**AIM OF THE EXERCISE:** Go through the data line by line. Copy each one holding the string "eqem".

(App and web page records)
- - - -

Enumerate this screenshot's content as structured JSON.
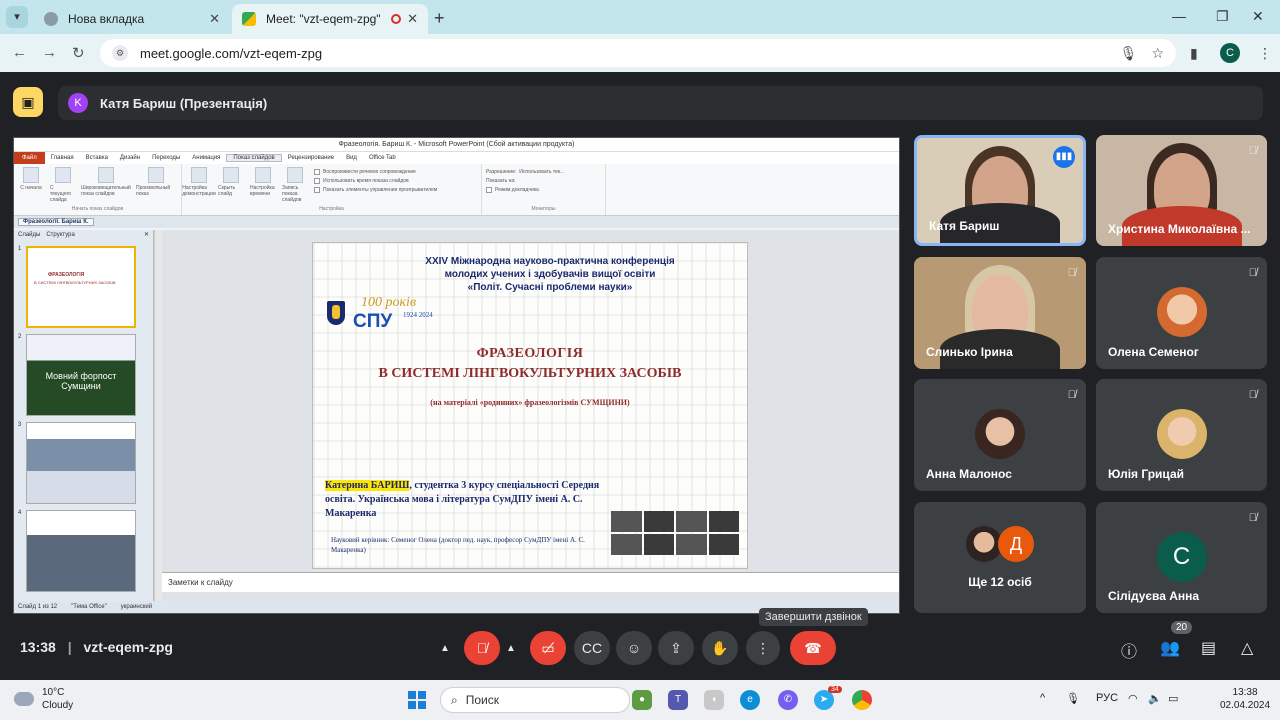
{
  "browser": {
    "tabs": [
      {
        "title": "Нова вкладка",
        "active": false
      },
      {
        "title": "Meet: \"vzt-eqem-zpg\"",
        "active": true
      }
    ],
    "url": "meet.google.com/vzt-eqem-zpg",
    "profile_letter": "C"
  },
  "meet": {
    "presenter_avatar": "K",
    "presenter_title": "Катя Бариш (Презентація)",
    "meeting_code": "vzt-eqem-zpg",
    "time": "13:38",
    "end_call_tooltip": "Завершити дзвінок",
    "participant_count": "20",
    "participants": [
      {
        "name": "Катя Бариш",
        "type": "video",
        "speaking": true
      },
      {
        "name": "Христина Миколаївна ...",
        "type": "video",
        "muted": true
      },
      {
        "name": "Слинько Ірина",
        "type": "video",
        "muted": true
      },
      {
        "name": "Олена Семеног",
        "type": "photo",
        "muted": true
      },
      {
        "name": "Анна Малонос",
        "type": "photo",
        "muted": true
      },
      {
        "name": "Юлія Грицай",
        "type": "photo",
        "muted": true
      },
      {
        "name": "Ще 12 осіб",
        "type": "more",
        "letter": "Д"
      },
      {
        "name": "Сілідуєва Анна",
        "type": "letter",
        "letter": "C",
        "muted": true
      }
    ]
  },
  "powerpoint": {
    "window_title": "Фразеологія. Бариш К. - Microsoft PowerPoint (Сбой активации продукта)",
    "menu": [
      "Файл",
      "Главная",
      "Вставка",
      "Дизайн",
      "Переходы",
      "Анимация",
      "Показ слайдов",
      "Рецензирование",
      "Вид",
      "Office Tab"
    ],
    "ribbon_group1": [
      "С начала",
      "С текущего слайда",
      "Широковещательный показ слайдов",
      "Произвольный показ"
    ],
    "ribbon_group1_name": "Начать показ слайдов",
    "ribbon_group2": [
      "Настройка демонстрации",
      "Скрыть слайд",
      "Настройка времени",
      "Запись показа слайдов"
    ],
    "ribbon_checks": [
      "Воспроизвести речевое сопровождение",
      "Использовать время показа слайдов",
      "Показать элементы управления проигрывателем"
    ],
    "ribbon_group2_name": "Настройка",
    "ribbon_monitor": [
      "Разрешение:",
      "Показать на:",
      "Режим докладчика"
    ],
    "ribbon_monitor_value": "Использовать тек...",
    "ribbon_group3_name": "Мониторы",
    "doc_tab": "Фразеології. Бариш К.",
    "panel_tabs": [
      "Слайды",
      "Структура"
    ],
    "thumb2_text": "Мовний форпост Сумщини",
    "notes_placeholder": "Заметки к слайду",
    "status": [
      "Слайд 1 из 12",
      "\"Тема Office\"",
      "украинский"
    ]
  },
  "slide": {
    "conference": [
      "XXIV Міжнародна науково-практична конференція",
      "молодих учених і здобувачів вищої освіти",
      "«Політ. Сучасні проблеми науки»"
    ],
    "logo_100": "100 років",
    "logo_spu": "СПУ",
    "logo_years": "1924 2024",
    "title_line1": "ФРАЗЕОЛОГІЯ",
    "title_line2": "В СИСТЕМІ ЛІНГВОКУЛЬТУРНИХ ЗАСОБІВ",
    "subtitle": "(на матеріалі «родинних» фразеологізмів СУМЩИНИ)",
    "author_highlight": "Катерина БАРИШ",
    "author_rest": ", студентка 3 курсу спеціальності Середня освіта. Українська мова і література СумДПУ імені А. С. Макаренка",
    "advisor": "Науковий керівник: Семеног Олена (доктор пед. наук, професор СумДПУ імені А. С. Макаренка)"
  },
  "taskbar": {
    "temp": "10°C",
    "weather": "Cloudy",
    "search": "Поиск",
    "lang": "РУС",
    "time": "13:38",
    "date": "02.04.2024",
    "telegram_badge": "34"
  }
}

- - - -

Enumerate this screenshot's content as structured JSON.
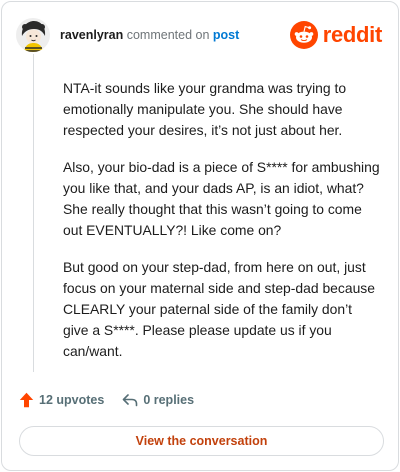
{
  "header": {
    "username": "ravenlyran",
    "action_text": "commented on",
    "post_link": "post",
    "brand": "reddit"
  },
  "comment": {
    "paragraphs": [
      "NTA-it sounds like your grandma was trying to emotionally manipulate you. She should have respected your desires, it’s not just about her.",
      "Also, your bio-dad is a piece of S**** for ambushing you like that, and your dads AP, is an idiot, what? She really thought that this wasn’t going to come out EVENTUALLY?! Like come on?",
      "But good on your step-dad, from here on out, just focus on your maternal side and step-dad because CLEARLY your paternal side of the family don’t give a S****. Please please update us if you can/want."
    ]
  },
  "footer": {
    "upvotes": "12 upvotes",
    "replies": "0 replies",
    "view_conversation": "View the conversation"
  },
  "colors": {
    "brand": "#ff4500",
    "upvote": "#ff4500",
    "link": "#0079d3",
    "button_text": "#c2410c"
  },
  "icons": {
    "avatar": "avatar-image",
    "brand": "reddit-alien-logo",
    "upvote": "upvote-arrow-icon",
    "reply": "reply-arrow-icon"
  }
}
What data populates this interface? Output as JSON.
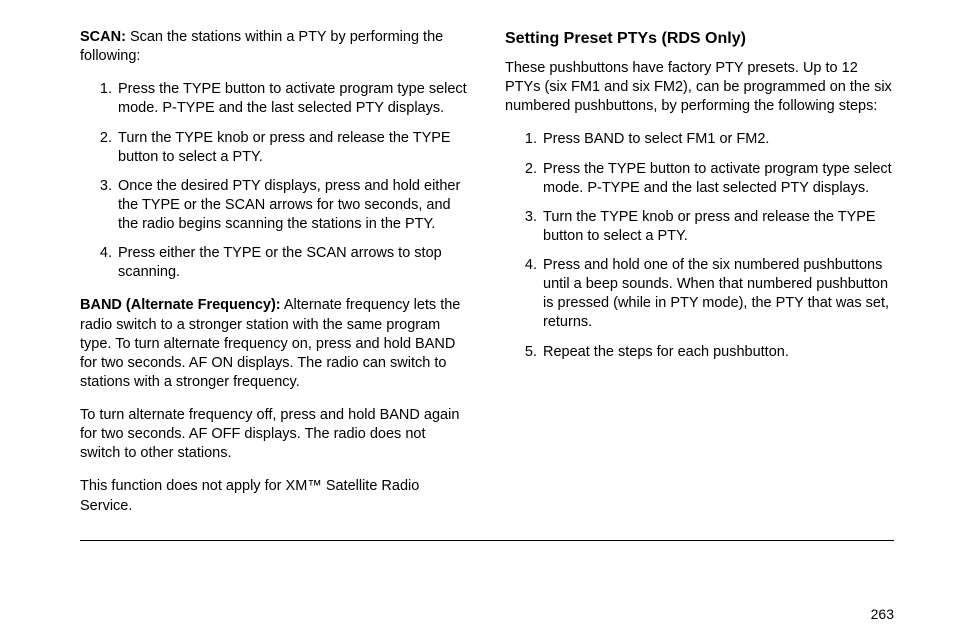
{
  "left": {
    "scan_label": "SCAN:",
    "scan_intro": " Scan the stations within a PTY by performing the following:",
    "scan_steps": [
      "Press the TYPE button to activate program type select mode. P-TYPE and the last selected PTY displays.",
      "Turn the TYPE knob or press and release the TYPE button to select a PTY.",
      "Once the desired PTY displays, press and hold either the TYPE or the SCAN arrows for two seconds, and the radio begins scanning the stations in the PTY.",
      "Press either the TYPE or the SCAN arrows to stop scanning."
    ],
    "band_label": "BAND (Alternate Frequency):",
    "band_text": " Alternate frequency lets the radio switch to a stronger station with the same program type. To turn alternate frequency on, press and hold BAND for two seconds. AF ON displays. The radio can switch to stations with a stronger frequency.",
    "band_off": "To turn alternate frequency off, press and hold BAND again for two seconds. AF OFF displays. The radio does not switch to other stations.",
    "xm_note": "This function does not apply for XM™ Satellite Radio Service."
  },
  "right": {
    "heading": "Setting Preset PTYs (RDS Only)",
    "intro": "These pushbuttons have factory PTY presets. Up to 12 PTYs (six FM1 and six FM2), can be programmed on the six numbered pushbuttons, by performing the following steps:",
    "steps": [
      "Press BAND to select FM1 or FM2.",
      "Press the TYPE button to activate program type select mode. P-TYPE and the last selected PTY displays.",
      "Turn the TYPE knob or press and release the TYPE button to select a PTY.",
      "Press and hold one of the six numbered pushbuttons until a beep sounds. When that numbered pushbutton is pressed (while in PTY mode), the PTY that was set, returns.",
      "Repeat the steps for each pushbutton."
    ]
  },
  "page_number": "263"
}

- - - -

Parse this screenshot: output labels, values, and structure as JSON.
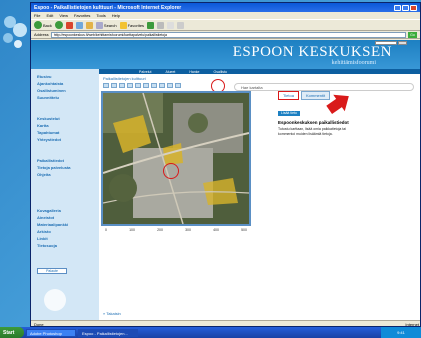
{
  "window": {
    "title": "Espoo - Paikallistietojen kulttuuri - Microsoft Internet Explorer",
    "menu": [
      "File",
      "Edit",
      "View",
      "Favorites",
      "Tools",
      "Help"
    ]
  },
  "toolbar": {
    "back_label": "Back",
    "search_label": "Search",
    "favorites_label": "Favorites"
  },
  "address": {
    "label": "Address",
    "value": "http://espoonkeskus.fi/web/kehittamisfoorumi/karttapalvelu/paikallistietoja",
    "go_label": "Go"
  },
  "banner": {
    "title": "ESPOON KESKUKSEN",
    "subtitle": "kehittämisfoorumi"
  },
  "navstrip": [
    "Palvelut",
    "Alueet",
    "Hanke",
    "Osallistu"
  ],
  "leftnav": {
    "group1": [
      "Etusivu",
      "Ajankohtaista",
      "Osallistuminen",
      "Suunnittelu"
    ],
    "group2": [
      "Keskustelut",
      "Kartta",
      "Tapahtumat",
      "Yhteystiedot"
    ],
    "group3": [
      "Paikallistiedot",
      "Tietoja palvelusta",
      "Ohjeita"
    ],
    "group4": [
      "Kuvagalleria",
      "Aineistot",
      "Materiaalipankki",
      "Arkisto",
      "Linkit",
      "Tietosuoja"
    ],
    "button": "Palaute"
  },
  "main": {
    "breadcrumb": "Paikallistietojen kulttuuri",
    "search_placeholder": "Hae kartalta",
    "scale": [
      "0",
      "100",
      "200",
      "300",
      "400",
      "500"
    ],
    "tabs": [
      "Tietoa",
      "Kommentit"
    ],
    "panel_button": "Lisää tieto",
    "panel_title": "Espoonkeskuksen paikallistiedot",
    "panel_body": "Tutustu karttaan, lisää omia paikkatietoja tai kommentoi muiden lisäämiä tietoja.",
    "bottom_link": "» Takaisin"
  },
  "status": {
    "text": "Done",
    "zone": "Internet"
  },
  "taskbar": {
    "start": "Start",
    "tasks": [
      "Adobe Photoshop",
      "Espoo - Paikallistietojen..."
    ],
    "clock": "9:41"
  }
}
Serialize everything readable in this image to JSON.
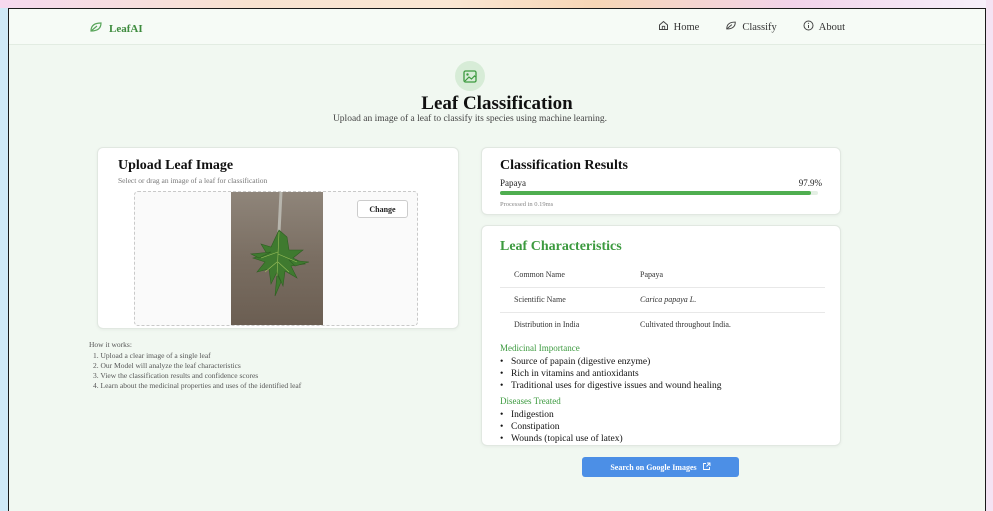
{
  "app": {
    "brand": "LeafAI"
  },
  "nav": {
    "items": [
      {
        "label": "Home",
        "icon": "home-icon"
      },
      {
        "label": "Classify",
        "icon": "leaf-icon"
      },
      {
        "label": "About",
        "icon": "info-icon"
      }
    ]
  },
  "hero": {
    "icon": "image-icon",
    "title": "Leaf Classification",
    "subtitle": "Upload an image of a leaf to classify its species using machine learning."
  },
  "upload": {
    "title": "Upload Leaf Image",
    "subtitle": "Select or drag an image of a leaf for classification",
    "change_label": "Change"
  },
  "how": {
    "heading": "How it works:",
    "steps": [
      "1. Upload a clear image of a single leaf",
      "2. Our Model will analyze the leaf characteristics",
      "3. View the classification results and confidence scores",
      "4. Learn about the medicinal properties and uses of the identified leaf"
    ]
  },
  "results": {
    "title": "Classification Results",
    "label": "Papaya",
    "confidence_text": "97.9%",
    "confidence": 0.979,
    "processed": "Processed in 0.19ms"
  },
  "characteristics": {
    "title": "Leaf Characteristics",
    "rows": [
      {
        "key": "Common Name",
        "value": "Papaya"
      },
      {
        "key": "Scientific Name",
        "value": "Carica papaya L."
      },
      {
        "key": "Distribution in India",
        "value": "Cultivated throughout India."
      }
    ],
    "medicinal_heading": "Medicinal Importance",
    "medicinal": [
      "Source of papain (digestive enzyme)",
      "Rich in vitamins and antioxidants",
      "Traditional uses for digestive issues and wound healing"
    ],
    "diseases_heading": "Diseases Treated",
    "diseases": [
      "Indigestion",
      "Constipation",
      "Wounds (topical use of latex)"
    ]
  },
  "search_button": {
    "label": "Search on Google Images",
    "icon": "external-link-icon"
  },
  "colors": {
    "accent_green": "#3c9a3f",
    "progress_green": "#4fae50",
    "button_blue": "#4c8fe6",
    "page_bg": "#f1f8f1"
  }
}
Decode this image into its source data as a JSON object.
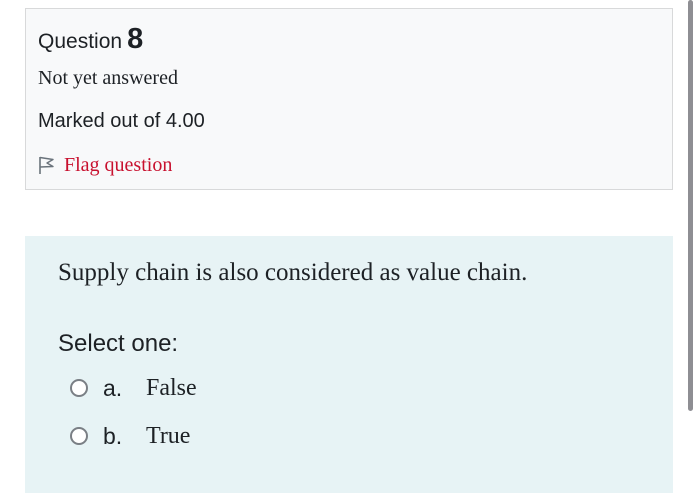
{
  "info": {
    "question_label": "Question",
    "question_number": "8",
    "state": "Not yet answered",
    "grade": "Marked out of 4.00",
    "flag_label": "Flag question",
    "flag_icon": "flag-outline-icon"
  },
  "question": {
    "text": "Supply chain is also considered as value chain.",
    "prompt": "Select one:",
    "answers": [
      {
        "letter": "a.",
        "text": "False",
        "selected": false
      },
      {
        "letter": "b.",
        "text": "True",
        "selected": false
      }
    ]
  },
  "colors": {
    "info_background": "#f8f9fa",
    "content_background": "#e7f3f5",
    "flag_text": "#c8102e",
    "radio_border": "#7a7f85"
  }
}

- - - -

**WRITTEN SOLUTION:**
        "title": "Meet: \"vzt-eqem-zpg\"",
    "url": "meet.google.com/vzt-eqem-zpg",
    "meeting_code": "vzt-eqem-zpg",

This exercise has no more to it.